The game’s developers were challenged with portraying this futuristic nonspace while still creating an accessible and interesting game, and all with computers that were barely a step up from a calculator and a potent imagination. The end result is surreal, abstract, and lonely. It’s a virtual world that’s simultaneously leagues beyond our internet, yet stunted and impractical, a world where you can bank online before doing battle with an artificial intelligence yet won’t let you run a simple search query and forces you to “physically” move between one virtual location and the next. It’s cyberspace as envisioned by a world that didn’t yet have the computing power to experience it for real, a virtual 2058 that would look archaic before the turn of the millennium.
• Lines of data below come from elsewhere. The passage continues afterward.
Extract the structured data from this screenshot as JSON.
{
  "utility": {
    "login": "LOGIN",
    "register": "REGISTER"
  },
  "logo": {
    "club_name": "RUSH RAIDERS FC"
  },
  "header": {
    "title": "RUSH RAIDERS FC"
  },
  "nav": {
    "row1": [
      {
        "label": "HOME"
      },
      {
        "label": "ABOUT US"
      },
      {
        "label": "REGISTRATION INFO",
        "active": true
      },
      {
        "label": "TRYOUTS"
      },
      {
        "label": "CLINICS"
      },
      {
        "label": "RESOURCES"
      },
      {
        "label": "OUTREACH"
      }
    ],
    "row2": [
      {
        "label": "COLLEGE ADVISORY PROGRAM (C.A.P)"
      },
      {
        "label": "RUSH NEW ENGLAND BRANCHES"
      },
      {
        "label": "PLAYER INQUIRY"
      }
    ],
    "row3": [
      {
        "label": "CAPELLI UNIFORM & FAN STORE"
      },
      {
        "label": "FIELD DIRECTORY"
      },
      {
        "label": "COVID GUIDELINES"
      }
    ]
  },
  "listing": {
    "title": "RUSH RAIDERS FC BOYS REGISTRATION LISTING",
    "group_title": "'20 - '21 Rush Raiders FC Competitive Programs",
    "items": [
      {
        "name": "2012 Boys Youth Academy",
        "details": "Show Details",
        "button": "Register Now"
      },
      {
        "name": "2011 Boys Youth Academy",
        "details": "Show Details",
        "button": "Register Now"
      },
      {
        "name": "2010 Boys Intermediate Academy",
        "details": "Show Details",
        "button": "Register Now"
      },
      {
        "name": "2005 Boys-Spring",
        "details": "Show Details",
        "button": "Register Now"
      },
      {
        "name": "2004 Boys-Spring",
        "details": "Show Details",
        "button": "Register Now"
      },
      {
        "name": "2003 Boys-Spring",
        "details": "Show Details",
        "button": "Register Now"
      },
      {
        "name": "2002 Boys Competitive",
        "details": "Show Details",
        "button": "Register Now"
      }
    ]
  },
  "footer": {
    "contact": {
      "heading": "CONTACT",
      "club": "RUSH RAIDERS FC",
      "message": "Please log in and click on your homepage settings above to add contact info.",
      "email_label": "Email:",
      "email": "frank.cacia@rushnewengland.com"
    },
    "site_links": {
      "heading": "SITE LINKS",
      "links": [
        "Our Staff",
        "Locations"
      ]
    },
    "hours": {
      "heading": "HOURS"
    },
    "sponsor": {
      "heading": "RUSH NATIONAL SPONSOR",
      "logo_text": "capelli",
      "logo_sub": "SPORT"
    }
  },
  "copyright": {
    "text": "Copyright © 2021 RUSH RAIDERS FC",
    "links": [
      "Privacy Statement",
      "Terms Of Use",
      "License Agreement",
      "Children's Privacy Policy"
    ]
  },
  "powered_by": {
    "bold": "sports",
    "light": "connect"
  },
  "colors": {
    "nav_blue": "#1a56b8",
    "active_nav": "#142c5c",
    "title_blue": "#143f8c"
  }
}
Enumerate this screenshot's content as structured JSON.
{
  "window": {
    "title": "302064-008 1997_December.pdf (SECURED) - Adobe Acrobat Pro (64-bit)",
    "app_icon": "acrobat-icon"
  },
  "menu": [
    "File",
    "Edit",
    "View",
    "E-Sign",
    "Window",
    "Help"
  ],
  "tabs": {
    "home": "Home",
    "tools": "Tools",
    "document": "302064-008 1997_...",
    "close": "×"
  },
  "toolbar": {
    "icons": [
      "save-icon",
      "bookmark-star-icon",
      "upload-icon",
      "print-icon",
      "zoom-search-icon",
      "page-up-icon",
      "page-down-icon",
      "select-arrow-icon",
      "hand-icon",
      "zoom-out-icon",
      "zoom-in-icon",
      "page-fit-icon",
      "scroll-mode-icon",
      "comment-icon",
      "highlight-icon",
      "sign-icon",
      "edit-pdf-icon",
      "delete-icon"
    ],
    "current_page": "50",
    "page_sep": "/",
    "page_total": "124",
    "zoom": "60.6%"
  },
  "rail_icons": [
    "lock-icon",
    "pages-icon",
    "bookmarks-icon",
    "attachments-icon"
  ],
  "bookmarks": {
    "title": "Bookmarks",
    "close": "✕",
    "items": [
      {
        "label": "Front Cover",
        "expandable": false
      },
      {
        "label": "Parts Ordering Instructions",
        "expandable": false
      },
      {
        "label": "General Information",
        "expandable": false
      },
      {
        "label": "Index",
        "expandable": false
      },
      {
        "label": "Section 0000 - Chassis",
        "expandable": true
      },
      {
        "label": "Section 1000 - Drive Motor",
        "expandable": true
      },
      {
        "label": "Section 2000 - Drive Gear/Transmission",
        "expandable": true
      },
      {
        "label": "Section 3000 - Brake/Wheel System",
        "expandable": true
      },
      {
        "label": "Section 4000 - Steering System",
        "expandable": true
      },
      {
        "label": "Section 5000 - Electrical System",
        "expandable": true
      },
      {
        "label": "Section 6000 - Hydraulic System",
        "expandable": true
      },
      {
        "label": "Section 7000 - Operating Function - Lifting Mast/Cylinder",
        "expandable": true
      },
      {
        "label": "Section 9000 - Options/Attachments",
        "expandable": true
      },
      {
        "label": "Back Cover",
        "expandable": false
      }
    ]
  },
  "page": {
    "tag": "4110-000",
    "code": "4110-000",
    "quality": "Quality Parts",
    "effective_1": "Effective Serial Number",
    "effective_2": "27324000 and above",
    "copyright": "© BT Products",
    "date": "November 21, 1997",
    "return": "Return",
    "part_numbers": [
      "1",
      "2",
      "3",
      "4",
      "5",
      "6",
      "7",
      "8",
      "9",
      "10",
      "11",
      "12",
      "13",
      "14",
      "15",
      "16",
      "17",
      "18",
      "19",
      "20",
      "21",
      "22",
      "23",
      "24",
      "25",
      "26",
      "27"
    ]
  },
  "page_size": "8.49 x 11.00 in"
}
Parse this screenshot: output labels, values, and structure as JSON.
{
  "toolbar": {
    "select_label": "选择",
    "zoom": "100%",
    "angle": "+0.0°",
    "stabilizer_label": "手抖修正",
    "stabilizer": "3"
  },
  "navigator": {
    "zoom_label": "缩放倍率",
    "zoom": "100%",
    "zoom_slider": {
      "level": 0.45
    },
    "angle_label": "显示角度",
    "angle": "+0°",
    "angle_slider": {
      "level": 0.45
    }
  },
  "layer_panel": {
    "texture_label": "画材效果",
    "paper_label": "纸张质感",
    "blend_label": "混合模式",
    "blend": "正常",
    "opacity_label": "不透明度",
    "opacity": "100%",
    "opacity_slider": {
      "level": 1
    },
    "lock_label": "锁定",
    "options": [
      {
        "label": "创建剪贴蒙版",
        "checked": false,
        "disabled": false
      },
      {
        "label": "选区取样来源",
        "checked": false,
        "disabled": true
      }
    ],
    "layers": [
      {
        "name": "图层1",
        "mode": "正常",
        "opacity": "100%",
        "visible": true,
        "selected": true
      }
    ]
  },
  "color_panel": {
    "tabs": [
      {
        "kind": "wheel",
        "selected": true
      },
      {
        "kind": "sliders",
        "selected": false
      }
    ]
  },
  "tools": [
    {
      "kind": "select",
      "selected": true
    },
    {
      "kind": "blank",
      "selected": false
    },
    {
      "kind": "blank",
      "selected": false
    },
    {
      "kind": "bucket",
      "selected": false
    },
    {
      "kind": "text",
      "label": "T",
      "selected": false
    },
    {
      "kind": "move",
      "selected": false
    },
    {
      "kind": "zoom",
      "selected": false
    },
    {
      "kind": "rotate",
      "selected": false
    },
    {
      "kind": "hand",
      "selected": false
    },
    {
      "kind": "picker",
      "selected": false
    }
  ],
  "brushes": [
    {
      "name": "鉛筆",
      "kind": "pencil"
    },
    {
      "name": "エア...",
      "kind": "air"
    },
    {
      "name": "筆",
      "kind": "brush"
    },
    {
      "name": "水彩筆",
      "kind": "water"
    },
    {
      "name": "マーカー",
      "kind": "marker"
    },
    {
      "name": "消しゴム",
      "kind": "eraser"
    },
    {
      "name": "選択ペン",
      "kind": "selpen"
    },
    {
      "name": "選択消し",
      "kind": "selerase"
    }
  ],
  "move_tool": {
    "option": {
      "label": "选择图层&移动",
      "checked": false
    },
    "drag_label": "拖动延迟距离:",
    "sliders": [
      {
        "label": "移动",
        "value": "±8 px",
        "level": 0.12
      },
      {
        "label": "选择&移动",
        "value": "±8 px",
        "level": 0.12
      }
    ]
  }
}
Hill gets it, especially how the game seeks to understand cyberspace as a city. But I think he's wrong in suggesting that contemporary hardware limitations ("a step up from a calculator") were the game's undoing. If anything, I feel that the cusp of the 16-bit era was perfect for implementing Neuromancer as a solipsistic, non-networked adventure game. Indeed, much of the history of the 16-bit era can be read as increasingly successful efforts to implement the vision of Neuromancer as a narrative experience rather than a labyrinthine multidimensional bulletin board. Read the rest